Playing the Ab Minor Chord (G# Minor) on Piano
A-chording to the laws of music theory, there are easy ways to understand Ab minor! In this short article, we explain everything you need to understand and play this chord.
Learning to play the piano opens up when you throw chords into the mix. Chords are like different recipes for combinations of notes to create the perfect musical treat. Mastering the details of crafting these confections takes time and practice.
Chords and inversions.
You’re playing a chord when you play two or more notes simultaneously. When you play three notes at the same time, you’re playing a triad.
A triad usually begins as major or minor. A major chord comprises the major scale’s first, third, and fifth notes. You build it using two intervals, a major third, and a minor third.
You build minor chords from the major scale’s first, third, and fifth notes, but the third is flat (lower by a semitone). It has the same two intervals in reverse – a minor third and then a major third.
An inversion is when you play these notes in a different order.
Triads appear in three positions:
Root position: 1, 3, 5.
First inversion: 3, 5, 1.
Second inversion: 5, 1, 3.

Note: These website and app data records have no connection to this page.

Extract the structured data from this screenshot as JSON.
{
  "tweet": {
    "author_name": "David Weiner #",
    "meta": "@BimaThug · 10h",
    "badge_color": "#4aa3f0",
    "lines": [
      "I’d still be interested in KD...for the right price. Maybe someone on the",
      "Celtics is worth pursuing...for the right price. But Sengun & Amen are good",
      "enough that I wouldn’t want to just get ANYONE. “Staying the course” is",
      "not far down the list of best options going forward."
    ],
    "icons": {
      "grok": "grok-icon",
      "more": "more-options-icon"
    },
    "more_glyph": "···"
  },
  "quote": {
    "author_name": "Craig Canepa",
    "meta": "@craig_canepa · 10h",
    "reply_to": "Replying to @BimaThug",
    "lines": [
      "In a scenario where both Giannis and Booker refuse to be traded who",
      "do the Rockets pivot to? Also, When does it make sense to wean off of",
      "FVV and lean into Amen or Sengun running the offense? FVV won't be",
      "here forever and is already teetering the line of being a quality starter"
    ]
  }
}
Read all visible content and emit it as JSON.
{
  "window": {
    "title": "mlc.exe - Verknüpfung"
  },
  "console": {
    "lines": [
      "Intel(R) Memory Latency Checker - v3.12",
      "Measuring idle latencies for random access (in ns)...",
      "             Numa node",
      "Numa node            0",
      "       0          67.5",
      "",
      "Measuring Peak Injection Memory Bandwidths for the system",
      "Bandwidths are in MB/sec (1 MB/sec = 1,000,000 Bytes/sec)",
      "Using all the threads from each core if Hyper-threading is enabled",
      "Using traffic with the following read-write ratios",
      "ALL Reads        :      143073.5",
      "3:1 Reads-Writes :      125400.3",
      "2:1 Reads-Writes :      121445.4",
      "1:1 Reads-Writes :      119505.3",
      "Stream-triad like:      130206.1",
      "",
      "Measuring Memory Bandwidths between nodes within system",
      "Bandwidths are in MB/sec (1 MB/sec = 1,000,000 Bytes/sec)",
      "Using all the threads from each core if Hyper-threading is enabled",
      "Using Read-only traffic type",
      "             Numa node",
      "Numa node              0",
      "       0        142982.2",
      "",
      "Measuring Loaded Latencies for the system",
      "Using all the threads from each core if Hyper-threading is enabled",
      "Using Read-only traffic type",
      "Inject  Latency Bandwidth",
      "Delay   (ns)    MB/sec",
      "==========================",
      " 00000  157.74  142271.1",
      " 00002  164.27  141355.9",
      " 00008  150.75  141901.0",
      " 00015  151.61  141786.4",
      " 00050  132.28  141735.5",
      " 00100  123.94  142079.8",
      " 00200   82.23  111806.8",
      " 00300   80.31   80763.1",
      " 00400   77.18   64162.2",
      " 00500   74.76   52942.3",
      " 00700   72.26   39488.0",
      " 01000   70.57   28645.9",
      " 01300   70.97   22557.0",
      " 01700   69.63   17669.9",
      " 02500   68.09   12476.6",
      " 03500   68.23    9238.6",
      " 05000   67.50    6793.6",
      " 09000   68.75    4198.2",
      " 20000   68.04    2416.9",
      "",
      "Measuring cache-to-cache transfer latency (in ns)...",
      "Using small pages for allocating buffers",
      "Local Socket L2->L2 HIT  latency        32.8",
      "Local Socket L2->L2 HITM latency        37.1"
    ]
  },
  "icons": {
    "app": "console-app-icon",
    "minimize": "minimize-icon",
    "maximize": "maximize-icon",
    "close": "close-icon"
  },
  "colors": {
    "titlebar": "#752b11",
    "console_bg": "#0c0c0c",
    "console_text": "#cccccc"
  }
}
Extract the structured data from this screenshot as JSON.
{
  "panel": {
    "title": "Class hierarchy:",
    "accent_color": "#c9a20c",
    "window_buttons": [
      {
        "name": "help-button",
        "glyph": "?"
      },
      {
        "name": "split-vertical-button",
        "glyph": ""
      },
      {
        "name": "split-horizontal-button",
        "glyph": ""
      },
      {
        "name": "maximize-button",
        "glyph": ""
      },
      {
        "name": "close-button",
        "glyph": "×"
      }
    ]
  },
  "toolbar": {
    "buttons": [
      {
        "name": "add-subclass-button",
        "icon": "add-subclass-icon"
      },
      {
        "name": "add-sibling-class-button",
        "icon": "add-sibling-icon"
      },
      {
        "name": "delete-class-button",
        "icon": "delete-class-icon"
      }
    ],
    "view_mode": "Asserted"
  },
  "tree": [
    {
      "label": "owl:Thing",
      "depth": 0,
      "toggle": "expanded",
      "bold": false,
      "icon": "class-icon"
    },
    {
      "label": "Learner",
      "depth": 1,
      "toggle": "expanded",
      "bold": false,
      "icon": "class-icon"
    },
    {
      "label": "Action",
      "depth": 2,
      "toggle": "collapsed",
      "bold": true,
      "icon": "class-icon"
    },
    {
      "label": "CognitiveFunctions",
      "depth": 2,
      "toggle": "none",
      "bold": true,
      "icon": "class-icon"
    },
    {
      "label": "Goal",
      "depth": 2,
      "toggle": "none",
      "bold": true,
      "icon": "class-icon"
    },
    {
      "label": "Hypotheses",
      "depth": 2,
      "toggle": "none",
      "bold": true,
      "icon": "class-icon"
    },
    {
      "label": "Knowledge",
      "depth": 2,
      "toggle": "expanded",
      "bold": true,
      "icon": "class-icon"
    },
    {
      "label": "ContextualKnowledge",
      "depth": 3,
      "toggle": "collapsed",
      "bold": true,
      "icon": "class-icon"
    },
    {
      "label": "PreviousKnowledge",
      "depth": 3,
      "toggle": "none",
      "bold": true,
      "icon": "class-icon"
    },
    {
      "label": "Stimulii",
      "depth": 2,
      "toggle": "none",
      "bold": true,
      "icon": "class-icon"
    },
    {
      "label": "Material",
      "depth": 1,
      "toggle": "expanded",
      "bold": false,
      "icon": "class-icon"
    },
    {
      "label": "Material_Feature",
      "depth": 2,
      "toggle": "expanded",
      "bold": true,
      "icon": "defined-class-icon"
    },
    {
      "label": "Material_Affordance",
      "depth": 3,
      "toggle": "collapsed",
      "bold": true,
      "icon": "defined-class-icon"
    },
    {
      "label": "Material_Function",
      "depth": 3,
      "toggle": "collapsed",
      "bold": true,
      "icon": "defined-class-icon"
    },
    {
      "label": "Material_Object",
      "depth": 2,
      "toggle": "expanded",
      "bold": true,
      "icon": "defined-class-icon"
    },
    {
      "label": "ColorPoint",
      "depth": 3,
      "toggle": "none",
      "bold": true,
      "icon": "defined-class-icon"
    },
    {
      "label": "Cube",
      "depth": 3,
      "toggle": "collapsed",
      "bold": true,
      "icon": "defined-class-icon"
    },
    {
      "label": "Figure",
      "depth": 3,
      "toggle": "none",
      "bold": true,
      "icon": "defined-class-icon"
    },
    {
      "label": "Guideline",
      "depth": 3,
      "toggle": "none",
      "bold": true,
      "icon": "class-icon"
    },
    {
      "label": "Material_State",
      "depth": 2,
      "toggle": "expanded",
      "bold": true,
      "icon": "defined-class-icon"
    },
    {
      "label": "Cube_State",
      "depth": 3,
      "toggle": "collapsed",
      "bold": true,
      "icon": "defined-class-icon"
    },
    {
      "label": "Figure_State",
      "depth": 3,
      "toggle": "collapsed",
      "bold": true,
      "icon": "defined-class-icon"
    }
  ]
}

If you’re a real beginner, start learning about chords from this article on our site. When you feel ready, continue your chord journey by learning to play Ab/G# minor.
Building an Ab minor chord.
To make an Ab minor chord, we start from the Ab major scale.
To make an Ab major chord, take the first, third, and fifth degrees of the scale:
To make it minor, flatten the third degree of the scale (which is the second note of the chord):
Ab minor – First inversion.
The first inversion is when you play the chord in this order:
3, 5, 1.
This is Ab minor in first inversion:
Ab minor – Second inversion.
The second inversion is when you play the chord in the following order:
5, 1, 3.
This is Abm in second inversion:
Want to learn more about chords? You can do it here.
The darker side of Ab – G#:
You may have heard that Ab is also called G#. It’s all about the context, and it’s got to do with a rule that you cannot have the same letter appear twice in a scale or chord.
This can make the lettering of some scales dense. You might remember that a seventh of G is F#. This means that if the G becomes G#, the F# must keep the same letter but raise by a semitone. This becomes F double-sharp (written as Fx).
All of the above Ab tables are here below, with the new lettering of G#. Don’t get too caught up in it – they still sound the same.
G# major scale:
G# major chord:
G# minor chord
G# minor first inversion:
G# minor second inversion:
Popular songs with Ab minor.
Check out some popular songs that use the Ab/G# minor chord:
- I Wanna Be Your Lover – Prince
- Brothers in Arms – Dire Straits
- Eyes Without a Face – Billy Idol
- My Hearts’ Desire – Kane
Are you ready?
You’re never really ready to start learning chords. It is a never-ending rabbit hole. But every step of the way, there are rewards and fruits for your labor. So no better time to start than right now! Start to practice playing Ab/G# minor, and make sure you also get the Simply Piano app–it’s an interactive, fun, and easy way to learn chords.